What does pre colonial Africa mean?
Before Africa was colonised, the continent was characterised by a large degree of pluralism and flexibility. Pre-colonial African societies were of a highly varied nature. …
What is pre colonial African economy?
People in pre-colonial Africa were engaged in hunting and gathering, agriculture, mining and simple manufacturing. Agriculture involved most people, so the chapter looks mainly at farming activities. … transform nature on a large scale, since economic development was not far advanced in the pre-colonial period.
Was pre colonial Africa divided?
Since pre-colonial Africa was divided into distinct ethnolinguistic regions, Africans generally saw themselves as part of their ethnic group or tribe rather than as united by a “black” or “African” identity. … Colonial empires took over these fragments of unused land to set up their own agricultural systems.
What is pre colonial era?
(Sociology) occurring or existing prior to a colonial period or colonization of a given area or country; of or pertaining to this period.
How were slaves captured in Africa?
Most slaves in Africa were captured in wars or in surprise raids on villages. Adults were bound and gagged and infants were sometimes thrown into sacks.
What are the pre colonial literature?
What are the characteristics of pre colonial literature? Riddles, proverbs, aphorism, maxims, ballads, folk lyrics, myths, legends, fables, tales, and epics were some of the literary types during the period.
What are the impact of colonial economy in Africa?
Another important impact of colonialism in Africa is the disarticulation of their economy. Colonialism distorted African pattern of economic development in many different ways. There was disarticulation in production of goods, markets, traders, transport, provision of social amenities and pattern of urbanization etc.
What happened to Africa after colonialism?
As a result of colonialism and imperialism, a majority of Africa lost sovereignty and control of natural resources such as gold and rubber. The introduction of imperial policies surfacing around local economies led to the failing of local economies due to an exploitation of resources and cheap labor.
When did trade start in Africa?
Beginnings. From the middle of the 15th century, Africa entered into a unique relationship with Europe that led to the devastation and depopulation of Africa, but contributed to the wealth and development of Europe. From then until the end of the 19th century, Europeans began to establish a trade for African captives.

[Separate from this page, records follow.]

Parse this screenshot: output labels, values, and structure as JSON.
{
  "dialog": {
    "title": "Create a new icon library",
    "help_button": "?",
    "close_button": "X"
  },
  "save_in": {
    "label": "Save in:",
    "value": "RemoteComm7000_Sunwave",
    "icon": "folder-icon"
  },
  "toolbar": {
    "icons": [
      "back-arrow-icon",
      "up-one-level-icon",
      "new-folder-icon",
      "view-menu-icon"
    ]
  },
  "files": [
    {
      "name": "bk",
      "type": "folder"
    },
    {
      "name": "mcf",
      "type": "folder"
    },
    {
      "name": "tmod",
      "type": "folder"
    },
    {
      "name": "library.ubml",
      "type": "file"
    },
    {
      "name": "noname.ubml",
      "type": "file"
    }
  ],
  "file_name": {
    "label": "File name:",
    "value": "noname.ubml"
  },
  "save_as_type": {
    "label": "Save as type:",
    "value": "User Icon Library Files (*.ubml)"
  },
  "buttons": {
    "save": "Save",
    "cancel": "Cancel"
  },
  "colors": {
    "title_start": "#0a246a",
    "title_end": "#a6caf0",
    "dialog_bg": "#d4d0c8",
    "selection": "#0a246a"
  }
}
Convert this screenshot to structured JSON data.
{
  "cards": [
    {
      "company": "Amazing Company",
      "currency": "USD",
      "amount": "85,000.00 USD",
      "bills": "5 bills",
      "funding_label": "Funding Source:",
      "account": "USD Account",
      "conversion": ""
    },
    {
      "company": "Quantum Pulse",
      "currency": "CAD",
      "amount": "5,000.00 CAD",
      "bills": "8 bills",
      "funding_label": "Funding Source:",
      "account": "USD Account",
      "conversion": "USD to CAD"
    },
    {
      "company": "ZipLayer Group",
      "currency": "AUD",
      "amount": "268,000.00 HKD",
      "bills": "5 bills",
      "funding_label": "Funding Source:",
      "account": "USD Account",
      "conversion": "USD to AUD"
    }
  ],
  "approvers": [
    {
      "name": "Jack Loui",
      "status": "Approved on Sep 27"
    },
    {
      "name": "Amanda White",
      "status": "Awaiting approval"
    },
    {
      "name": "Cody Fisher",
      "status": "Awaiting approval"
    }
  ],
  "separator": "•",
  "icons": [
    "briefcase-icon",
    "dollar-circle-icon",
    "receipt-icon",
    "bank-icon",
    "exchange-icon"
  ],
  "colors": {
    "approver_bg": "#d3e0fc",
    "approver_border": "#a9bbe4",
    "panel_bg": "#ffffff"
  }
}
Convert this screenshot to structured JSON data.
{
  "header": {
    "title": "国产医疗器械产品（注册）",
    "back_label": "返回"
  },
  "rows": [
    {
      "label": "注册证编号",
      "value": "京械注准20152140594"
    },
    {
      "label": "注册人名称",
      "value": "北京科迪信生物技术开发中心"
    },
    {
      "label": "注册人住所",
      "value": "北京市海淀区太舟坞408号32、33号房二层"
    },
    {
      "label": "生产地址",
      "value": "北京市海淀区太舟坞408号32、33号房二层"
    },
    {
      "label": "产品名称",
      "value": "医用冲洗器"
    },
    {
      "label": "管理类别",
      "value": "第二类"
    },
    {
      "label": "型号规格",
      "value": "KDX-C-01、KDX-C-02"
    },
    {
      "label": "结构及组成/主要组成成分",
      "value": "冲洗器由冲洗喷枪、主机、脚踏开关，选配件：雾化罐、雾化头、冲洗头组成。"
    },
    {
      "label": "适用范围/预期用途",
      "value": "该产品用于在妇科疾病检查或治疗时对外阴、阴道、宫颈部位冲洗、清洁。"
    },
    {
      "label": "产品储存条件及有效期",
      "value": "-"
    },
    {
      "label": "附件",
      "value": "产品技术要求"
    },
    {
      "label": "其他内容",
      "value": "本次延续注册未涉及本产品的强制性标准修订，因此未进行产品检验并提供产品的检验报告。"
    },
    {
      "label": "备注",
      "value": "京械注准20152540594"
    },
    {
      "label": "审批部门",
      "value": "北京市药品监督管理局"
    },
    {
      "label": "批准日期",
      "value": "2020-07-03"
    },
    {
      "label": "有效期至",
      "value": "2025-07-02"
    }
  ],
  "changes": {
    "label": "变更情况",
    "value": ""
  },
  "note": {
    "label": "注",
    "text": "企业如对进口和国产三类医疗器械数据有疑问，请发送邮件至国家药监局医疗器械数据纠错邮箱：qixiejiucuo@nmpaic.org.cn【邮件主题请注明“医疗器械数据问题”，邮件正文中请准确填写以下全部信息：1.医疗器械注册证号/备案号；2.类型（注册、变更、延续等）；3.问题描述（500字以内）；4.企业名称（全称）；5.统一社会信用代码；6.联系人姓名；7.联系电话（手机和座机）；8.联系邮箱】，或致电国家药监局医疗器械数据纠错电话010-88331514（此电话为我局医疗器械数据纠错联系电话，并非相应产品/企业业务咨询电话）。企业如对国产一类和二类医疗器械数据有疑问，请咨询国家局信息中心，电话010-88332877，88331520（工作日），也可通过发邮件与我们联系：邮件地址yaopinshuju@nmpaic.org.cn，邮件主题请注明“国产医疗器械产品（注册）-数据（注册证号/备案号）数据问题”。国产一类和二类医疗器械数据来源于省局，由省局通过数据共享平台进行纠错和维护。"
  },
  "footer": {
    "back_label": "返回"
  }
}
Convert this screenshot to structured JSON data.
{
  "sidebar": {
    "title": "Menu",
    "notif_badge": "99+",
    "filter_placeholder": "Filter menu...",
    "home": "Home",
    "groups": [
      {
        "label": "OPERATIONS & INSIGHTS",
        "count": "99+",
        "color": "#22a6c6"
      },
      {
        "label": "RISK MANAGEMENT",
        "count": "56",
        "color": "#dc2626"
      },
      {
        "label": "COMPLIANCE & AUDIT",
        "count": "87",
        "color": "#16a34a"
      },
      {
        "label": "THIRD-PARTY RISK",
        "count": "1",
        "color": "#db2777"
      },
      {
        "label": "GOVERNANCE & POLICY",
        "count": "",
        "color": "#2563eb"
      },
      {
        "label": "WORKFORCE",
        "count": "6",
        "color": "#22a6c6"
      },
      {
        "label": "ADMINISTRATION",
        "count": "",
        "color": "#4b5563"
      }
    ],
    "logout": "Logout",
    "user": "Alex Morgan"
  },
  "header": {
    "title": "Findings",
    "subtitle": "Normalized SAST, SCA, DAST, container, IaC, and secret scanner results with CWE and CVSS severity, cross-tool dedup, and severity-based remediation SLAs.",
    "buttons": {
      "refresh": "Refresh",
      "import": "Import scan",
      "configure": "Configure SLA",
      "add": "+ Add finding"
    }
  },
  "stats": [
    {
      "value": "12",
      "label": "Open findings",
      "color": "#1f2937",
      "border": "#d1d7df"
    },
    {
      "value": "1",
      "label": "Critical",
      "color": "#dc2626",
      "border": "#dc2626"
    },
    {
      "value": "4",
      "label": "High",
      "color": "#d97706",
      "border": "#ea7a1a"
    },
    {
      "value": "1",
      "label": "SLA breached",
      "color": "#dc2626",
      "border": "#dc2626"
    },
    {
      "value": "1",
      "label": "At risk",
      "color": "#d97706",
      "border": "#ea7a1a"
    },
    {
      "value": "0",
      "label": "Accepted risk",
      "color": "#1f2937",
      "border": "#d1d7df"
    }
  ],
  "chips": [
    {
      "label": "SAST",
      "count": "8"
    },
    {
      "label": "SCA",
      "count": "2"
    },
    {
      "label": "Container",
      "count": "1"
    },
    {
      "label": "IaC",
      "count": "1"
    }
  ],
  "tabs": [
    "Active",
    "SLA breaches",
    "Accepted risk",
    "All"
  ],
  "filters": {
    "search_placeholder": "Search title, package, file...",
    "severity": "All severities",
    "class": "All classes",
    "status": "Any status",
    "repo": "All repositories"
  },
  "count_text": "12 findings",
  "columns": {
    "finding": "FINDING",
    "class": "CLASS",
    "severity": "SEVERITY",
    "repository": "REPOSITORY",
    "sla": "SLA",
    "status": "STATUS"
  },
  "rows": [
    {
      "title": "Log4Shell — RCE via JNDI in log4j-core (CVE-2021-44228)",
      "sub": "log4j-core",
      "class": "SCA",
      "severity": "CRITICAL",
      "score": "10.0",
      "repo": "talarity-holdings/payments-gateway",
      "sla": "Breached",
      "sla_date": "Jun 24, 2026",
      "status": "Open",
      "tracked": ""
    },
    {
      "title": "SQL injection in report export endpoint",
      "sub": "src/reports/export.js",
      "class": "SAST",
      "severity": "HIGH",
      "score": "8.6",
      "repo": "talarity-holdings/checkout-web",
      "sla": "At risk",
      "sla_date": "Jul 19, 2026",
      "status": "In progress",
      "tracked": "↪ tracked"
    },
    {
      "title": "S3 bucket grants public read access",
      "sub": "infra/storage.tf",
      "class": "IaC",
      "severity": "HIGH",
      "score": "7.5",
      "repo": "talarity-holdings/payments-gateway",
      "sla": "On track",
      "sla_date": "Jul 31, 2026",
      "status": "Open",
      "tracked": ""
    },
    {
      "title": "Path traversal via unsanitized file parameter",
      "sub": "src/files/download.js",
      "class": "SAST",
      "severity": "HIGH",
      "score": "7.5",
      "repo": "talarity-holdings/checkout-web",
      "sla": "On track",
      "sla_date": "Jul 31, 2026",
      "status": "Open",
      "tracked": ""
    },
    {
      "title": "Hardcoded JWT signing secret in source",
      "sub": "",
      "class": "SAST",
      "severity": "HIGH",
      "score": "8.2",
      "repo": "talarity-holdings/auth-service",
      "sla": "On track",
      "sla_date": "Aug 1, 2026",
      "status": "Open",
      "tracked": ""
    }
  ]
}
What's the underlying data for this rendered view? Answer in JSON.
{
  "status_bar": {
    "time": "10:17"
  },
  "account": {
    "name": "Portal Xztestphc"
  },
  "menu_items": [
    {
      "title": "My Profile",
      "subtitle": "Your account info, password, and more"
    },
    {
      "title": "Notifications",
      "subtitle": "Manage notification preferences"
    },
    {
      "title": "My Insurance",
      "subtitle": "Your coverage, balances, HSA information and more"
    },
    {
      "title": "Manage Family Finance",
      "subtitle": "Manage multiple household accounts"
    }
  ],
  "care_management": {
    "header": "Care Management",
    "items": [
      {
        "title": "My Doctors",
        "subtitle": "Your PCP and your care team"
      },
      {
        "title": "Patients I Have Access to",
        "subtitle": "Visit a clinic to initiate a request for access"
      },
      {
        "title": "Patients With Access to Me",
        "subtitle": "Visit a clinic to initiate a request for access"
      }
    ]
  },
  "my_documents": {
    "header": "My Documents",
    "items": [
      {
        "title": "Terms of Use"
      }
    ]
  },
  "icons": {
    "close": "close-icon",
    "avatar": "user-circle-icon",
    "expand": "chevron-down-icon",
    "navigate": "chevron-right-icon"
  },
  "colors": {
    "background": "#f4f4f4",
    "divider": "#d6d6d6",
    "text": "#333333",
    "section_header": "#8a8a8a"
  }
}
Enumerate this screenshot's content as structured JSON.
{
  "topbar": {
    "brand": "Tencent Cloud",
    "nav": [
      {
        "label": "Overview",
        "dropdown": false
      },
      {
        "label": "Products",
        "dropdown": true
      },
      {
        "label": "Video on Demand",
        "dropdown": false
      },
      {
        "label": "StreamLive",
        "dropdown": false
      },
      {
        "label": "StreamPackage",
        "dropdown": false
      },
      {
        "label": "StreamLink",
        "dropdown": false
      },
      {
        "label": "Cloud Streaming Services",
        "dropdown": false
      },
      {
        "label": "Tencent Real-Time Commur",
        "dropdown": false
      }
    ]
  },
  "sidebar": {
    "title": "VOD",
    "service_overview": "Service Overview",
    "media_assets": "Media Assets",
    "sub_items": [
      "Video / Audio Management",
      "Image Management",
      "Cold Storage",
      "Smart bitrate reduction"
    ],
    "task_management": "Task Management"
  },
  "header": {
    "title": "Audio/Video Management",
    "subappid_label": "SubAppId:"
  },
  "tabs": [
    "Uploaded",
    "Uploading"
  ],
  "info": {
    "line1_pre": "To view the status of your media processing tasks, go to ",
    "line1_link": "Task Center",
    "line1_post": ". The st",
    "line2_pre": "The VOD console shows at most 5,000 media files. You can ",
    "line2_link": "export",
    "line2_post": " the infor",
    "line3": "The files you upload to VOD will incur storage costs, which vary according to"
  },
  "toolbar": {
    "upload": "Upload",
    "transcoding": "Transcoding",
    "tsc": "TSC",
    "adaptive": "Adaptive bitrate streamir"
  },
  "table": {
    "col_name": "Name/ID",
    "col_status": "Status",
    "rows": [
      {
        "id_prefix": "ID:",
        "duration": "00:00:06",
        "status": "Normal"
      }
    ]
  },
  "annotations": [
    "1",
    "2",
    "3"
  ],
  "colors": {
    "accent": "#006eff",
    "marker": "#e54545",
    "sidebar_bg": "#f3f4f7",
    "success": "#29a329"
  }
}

Why is Africa called the place where civilization began?
The civilizations that emerged around these rivers are among the earliest known non-nomadic agrarian societies. It is because of this that the Fertile Crescent region, and Mesopotamia in particular, are often referred to as the cradle of civilization.
Who Found Africa?
Portuguese explorer Prince Henry, known as the Navigator, was the first European to methodically explore Africa and the oceanic route to the Indies.
What was South Africa called before 1652?
The South African Republic (Dutch: Zuid-Afrikaansche Republiek or ZAR, not to be confused with the much later Republic of South Africa), is often referred to as The Transvaal and sometimes as the Republic of Transvaal.
What year did the pre-colonial period start?
The cultural achievements of pre-colonial Philippines include those covered by the prehistory and the early history (900–1521) of the Philippine archipelago’s inhabitants, the pre-colonial forebears of today’s Filipino people.
What was Nigeria called before colonization?
The Benin Empire (1440–1897; called Bini by locals) was a pre-colonial African state in what is now modern Nigeria. It should not be confused with the modern-day country called Benin, formerly called Dahomey.
What is pre-colonial period in Nigeria?
1900 have been known under the name of Nigeria during the pre-colonial period (16th to 18th centuries) was dominated by a number of powerful West African kingdoms or empires, such as the Oyo Empire and the Islamic Kanim Borno Empire in the north and west, and the Igbo kingdom of Onitsha in the southeast and various …